Records excerpted from a collection:

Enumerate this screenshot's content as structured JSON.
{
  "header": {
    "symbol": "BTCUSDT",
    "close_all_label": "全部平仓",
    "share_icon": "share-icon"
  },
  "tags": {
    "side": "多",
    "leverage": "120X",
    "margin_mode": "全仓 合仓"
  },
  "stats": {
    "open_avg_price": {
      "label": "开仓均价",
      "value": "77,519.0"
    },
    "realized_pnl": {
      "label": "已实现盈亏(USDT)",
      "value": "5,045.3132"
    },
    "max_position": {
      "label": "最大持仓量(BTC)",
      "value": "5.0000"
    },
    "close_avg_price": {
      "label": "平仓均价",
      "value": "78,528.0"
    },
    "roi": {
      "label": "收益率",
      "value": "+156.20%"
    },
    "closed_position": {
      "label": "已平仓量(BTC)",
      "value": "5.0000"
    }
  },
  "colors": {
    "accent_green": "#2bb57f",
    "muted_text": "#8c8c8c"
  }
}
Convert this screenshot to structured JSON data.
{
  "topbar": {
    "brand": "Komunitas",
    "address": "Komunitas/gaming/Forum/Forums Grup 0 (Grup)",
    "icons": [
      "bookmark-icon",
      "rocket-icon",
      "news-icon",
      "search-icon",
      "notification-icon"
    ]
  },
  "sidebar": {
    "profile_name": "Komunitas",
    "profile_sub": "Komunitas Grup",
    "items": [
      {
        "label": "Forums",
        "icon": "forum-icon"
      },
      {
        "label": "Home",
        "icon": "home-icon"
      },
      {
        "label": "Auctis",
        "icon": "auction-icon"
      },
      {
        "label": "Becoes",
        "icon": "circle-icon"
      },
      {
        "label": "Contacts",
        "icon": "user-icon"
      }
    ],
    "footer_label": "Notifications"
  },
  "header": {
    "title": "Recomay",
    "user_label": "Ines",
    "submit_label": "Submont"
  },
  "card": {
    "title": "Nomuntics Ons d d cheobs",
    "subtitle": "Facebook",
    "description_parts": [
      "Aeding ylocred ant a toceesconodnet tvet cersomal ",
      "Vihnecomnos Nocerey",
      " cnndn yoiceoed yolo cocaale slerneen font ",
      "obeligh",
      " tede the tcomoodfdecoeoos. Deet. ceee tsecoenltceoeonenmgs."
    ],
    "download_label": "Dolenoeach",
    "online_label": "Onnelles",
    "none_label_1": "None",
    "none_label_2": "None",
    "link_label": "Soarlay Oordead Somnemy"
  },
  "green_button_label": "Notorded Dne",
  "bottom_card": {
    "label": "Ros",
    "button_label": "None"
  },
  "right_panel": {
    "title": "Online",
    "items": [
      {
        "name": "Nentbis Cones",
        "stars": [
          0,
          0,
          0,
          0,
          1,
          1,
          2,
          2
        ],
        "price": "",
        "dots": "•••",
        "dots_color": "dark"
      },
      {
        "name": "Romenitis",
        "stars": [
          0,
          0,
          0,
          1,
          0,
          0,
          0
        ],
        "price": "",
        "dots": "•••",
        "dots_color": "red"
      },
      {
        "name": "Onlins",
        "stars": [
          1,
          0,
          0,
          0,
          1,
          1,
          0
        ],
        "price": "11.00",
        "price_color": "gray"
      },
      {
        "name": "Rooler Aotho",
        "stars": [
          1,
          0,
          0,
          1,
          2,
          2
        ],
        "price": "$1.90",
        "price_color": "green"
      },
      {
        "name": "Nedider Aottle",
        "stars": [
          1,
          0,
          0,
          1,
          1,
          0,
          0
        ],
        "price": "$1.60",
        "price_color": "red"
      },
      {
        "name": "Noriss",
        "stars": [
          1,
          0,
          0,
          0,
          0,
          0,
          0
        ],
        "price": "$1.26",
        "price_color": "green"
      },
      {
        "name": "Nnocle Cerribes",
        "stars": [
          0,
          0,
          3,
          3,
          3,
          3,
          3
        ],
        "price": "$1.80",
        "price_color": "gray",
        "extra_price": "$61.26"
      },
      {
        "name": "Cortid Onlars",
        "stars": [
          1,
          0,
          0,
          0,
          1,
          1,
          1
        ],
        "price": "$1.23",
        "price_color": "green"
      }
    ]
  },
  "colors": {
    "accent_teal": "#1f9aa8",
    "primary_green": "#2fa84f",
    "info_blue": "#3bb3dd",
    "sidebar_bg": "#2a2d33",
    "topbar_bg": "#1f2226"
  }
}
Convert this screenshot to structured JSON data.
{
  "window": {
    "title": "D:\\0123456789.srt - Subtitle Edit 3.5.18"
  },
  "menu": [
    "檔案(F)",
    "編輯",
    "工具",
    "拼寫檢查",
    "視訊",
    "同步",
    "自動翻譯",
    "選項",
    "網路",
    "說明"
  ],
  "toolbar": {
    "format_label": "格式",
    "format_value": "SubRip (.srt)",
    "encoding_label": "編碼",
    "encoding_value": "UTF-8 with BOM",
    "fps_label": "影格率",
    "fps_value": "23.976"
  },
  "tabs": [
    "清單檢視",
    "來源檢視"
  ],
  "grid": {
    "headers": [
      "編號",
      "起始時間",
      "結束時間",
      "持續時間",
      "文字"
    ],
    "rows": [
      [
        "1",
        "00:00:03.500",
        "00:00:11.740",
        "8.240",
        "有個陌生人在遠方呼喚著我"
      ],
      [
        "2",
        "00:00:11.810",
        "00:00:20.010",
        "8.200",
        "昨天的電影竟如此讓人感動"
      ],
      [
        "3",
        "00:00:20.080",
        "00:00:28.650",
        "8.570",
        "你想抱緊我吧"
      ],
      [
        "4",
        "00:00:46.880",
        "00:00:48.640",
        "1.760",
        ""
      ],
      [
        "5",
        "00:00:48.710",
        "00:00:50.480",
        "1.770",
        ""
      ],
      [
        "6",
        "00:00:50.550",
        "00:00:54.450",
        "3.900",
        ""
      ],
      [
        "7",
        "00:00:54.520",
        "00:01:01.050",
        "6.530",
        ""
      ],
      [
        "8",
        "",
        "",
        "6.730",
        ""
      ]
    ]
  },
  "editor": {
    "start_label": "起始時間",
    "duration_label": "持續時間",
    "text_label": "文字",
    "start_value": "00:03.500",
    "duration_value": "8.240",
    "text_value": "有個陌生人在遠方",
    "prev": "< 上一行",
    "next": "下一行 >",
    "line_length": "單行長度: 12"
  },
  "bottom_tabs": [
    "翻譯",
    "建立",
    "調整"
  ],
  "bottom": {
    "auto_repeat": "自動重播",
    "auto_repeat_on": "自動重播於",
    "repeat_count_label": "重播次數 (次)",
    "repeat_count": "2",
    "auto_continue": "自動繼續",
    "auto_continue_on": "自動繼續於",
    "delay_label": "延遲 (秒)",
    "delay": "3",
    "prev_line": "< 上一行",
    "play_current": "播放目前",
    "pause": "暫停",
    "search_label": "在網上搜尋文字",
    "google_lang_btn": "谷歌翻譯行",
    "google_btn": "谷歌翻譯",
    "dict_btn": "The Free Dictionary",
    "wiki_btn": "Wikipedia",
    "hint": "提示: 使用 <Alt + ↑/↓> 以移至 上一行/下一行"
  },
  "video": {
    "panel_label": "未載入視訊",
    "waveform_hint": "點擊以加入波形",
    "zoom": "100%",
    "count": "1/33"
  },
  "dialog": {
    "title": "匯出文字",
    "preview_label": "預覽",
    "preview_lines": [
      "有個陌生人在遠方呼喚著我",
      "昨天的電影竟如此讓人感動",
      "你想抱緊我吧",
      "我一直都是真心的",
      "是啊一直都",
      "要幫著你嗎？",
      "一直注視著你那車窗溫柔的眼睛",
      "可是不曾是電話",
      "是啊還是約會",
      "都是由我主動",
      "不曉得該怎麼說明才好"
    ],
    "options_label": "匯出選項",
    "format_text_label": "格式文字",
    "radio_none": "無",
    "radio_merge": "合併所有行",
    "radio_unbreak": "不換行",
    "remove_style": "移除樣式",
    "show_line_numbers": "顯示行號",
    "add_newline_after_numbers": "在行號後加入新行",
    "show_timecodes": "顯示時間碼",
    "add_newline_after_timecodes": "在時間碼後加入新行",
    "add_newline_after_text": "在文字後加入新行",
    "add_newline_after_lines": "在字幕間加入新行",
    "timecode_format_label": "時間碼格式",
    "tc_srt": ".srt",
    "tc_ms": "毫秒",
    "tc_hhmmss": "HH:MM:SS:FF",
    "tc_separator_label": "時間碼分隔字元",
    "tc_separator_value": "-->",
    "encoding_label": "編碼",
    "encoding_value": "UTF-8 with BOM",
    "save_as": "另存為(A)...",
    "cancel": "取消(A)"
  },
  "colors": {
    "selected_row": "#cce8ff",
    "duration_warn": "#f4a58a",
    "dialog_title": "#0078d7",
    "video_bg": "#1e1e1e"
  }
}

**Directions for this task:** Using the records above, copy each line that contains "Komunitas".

**Solution to this problem:**
    "brand": "Komunitas",
    "address": "Komunitas/gaming/Forum/Forums Grup 0 (Grup)",
    "profile_name": "Komunitas",
    "profile_sub": "Komunitas Grup",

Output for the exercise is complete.